Eni and Shell’s acquittal by an Italian court of foreign bribery threatens to undermine one of the major advances of the fight against corruption: the OECD Antibribery Convention. Italy and the 43 other wealthy nations parties to the Convention pledge to investigate, prosecute, and punish nationals who bribe officials of another government.
The trial court’s acquittal of Eni, Shell, and four individuals of paying Nigerian officials over $1.1 billion in return for the rights to OPL-245, a lucrative offshore oil field, shocked those following the case. The bribery evidence on the public record was overwhelming. Rumors that the acquittal was bought immediately began circulating. When the prosecutor announced she would not to appeal the acquittal, the rumor mill went into overdrive and put the question Italy’s commitment to the Convention squarely on the international agenda.

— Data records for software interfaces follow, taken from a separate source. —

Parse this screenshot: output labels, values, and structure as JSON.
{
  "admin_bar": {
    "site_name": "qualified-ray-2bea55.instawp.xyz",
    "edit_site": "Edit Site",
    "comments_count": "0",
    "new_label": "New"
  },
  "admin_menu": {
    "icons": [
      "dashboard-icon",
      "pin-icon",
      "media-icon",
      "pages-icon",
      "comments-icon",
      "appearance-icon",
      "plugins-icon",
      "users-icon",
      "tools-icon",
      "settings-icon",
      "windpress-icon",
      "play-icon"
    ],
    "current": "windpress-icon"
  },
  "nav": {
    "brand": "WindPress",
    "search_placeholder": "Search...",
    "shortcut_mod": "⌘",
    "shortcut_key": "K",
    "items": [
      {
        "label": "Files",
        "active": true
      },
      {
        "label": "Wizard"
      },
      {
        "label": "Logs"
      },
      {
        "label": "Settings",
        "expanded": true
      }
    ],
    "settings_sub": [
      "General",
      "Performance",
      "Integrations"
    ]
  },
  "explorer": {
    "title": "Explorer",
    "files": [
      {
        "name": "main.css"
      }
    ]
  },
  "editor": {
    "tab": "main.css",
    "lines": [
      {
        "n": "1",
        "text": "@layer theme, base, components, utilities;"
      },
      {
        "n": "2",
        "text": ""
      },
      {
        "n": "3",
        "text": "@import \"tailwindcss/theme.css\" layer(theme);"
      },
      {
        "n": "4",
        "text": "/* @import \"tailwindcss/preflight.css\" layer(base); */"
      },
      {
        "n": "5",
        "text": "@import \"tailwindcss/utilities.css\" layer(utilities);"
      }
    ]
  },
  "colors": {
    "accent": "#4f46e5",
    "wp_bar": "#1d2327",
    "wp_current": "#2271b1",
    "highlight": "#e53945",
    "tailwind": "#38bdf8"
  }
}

And if a G-7 country backs away from it, how long before other parties follow? Especially when, as in Italy, one of their major companies is in the dock?

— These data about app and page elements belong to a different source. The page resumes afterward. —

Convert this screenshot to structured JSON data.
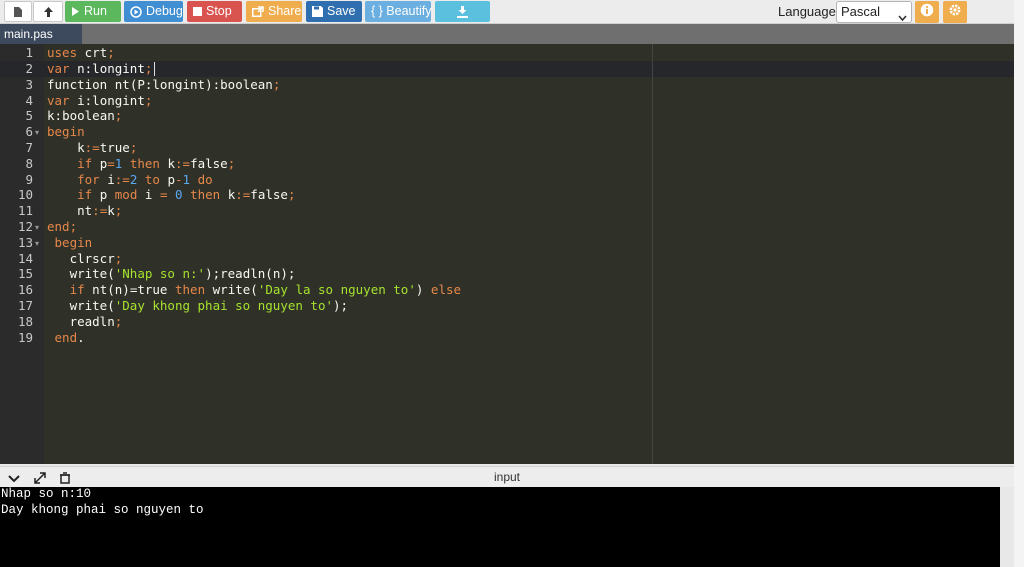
{
  "toolbar": {
    "run": "Run",
    "debug": "Debug",
    "stop": "Stop",
    "share": "Share",
    "save": "Save",
    "beautify": "{ } Beautify",
    "language_label": "Language",
    "language_value": "Pascal",
    "icons": [
      "file-icon",
      "upload-icon",
      "play-icon",
      "debug-icon",
      "stop-icon",
      "share-icon",
      "save-icon",
      "download-icon",
      "info-icon",
      "gear-icon"
    ]
  },
  "tab": {
    "name": "main.pas"
  },
  "editor": {
    "line_numbers": [
      "1",
      "2",
      "3",
      "4",
      "5",
      "6",
      "7",
      "8",
      "9",
      "10",
      "11",
      "12",
      "13",
      "14",
      "15",
      "16",
      "17",
      "18",
      "19"
    ],
    "lines": [
      "uses crt;",
      "var n:longint;",
      "function nt(P:longint):boolean;",
      "var i:longint;",
      "k:boolean;",
      "begin",
      "    k:=true;",
      "    if p=1 then k:=false;",
      "    for i:=2 to p-1 do",
      "    if p mod i = 0 then k:=false;",
      "    nt:=k;",
      "end;",
      " begin",
      "   clrscr;",
      "   write('Nhap so n:');readln(n);",
      "   if nt(n)=true then write('Day la so nguyen to') else",
      "   write('Day khong phai so nguyen to');",
      "   readln;",
      " end."
    ]
  },
  "console": {
    "label": "input",
    "output": [
      "Nhap so n:10",
      "Day khong phai so nguyen to"
    ]
  },
  "colors": {
    "keyword": "#e6874a",
    "string": "#a6e22e",
    "number": "#5aa7f0",
    "editor_bg": "#2f3129"
  }
}
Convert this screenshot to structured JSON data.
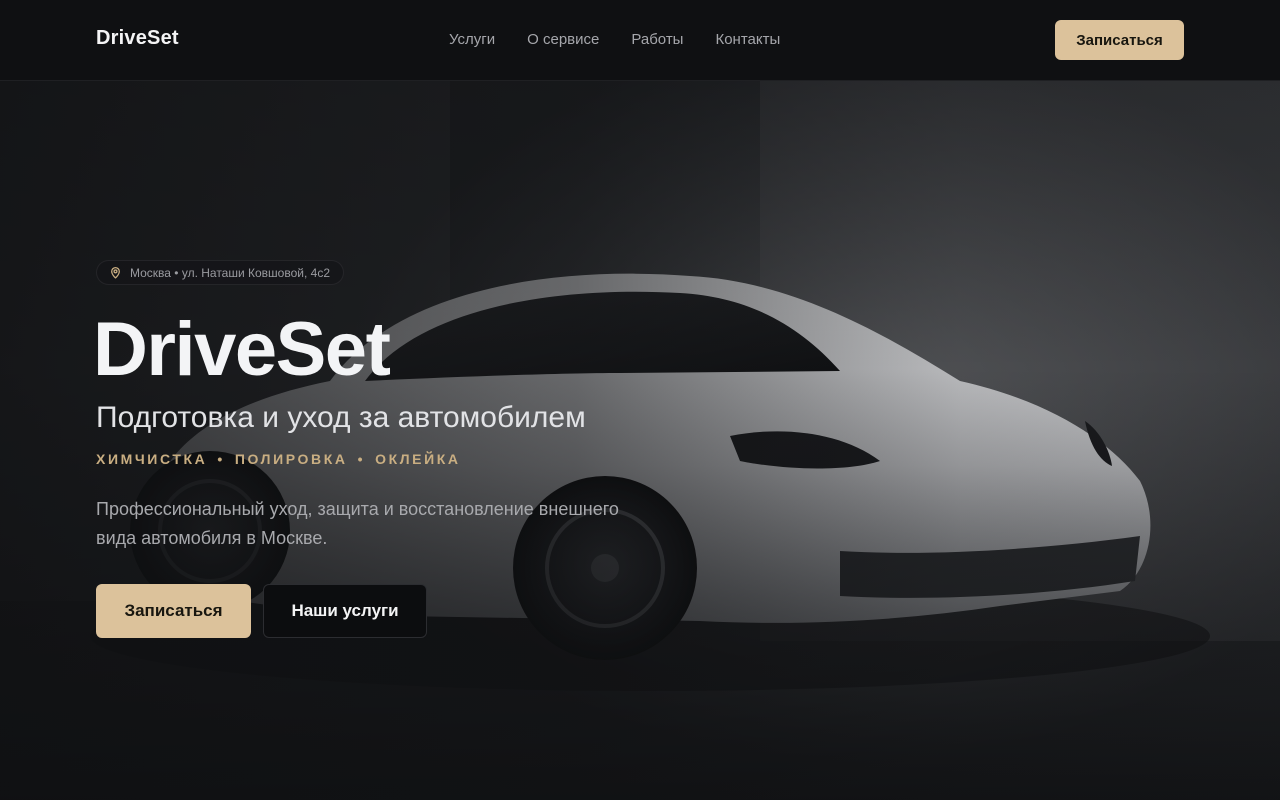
{
  "header": {
    "logo": "DriveSet",
    "nav": [
      "Услуги",
      "О сервисе",
      "Работы",
      "Контакты"
    ],
    "cta_label": "Записаться"
  },
  "hero": {
    "location": "Москва • ул. Наташи Ковшовой, 4с2",
    "title": "DriveSet",
    "subtitle": "Подготовка и уход за автомобилем",
    "services": [
      "ХИМЧИСТКА",
      "ПОЛИРОВКА",
      "ОКЛЕЙКА"
    ],
    "services_separator": "•",
    "description": "Профессиональный уход, защита и восстановление внешнего вида автомобиля в Москве.",
    "primary_button": "Записаться",
    "secondary_button": "Наши услуги"
  },
  "icons": {
    "location": "map-pin-icon"
  },
  "colors": {
    "background": "#0f1012",
    "accent": "#dcc29b",
    "accent_text": "#c9ae82",
    "text_primary": "#f3f4f6",
    "text_muted": "#a8a9ad"
  }
}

Below is a letter from a broad coalition of civil society groups, and the lawyer who represents Nigeria in foreign bribery cases asking U.S. Attorney General Merrick Garland to open a case against Eni and Shell for bribing Nigerian officials. As the authors explain, because Eni and Shell are both subject to Foreign Corrupt Practices Act, when the allegations involving Nigeria first surfaced the U.S. had initiated an investigation. After Italy signaled it was also investigating the companies, the U.S. deferred and closed its case. Now that Italy has utterly failed to see the case through, they urge the U.S. to pick up the ball.
Dear Mr. Attorney General:

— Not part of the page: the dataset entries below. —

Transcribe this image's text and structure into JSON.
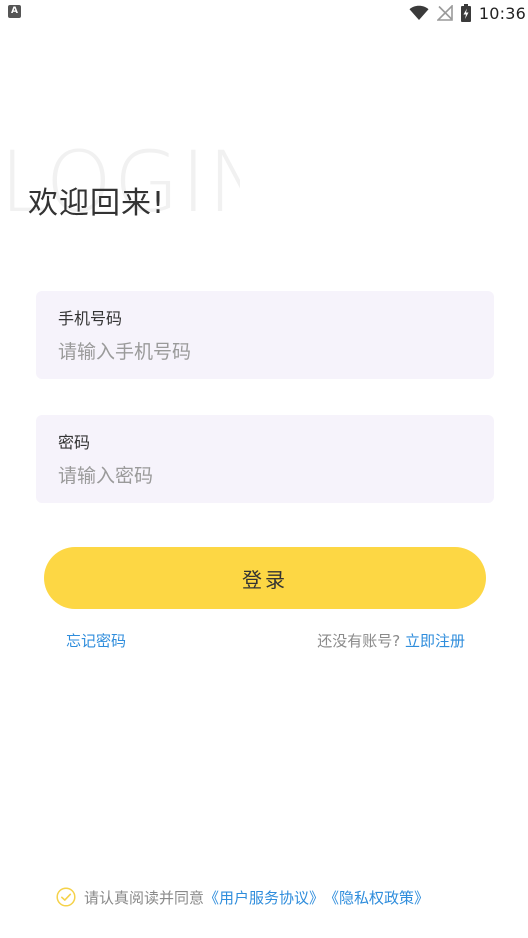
{
  "status_bar": {
    "app_icon_letter": "A",
    "time": "10:36"
  },
  "background": {
    "watermark": "LOGIN"
  },
  "header": {
    "title": "欢迎回来!"
  },
  "form": {
    "phone": {
      "label": "手机号码",
      "placeholder": "请输入手机号码",
      "value": ""
    },
    "password": {
      "label": "密码",
      "placeholder": "请输入密码",
      "value": ""
    },
    "login_label": "登录"
  },
  "links": {
    "forgot_password": "忘记密码",
    "no_account_prompt": "还没有账号?",
    "register": "立即注册"
  },
  "agreement": {
    "prefix": "请认真阅读并同意",
    "service_agreement": "《用户服务协议》",
    "privacy_policy": "《隐私权政策》",
    "checked": false
  },
  "colors": {
    "accent_yellow": "#fdd744",
    "link_blue": "#2f8ddc",
    "field_bg": "#f6f3fb",
    "check_yellow": "#f5d24a"
  },
  "icons": {
    "status": [
      "wifi-icon",
      "no-signal-icon",
      "battery-charging-icon"
    ],
    "agreement": "check-circle-icon"
  }
}
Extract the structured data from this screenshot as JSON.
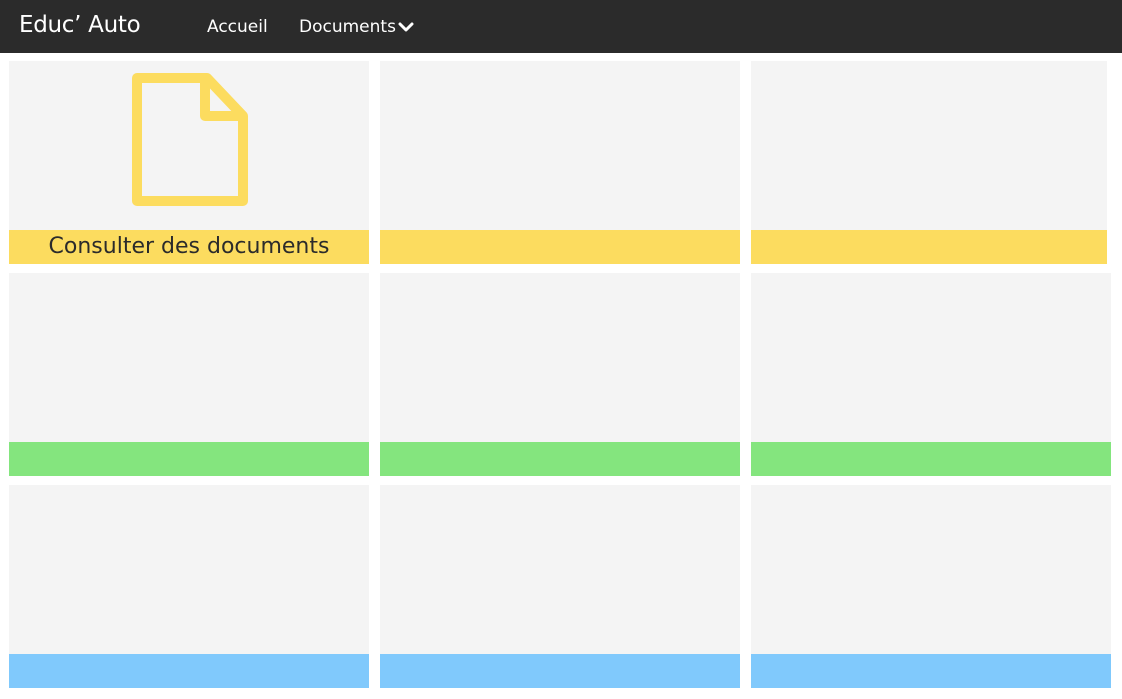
{
  "navbar": {
    "brand": "Educ’ Auto",
    "links": [
      {
        "label": "Accueil"
      },
      {
        "label": "Documents"
      }
    ]
  },
  "tiles": [
    {
      "label": "Consulter des documents",
      "icon": "document-icon",
      "color": "#fcdc5f"
    },
    {
      "label": "",
      "color": "#fcdc5f"
    },
    {
      "label": "",
      "color": "#fcdc5f"
    },
    {
      "label": "",
      "color": "#84e57e"
    },
    {
      "label": "",
      "color": "#84e57e"
    },
    {
      "label": "",
      "color": "#84e57e"
    },
    {
      "label": "",
      "color": "#80c9fc"
    },
    {
      "label": "",
      "color": "#80c9fc"
    },
    {
      "label": "",
      "color": "#80c9fc"
    }
  ],
  "theme": {
    "navbar_bg": "#2b2b2b",
    "tile_bg": "#f4f4f4",
    "icon_color": "#fcdc5f"
  }
}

Urgent action required by US to defend the OECD Anti-Bribery Convention: The Department of Justice must reopen its investigation into Eni and ShellContinue reading